(Data for processing Opens)
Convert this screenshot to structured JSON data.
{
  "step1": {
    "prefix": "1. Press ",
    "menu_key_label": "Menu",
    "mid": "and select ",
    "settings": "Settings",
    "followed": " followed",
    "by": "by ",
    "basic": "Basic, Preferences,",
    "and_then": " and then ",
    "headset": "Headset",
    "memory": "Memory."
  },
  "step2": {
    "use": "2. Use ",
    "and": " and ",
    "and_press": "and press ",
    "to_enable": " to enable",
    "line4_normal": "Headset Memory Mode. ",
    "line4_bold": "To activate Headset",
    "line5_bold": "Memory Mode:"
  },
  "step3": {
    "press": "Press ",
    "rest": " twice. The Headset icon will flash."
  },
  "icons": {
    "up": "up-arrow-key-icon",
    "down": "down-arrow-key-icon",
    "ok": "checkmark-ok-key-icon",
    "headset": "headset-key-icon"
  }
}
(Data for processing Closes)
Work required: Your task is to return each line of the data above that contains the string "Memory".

Exercise output:
    "memory": "Memory."
    "line4_normal": "Headset Memory Mode. ",
    "line5_bold": "Memory Mode:"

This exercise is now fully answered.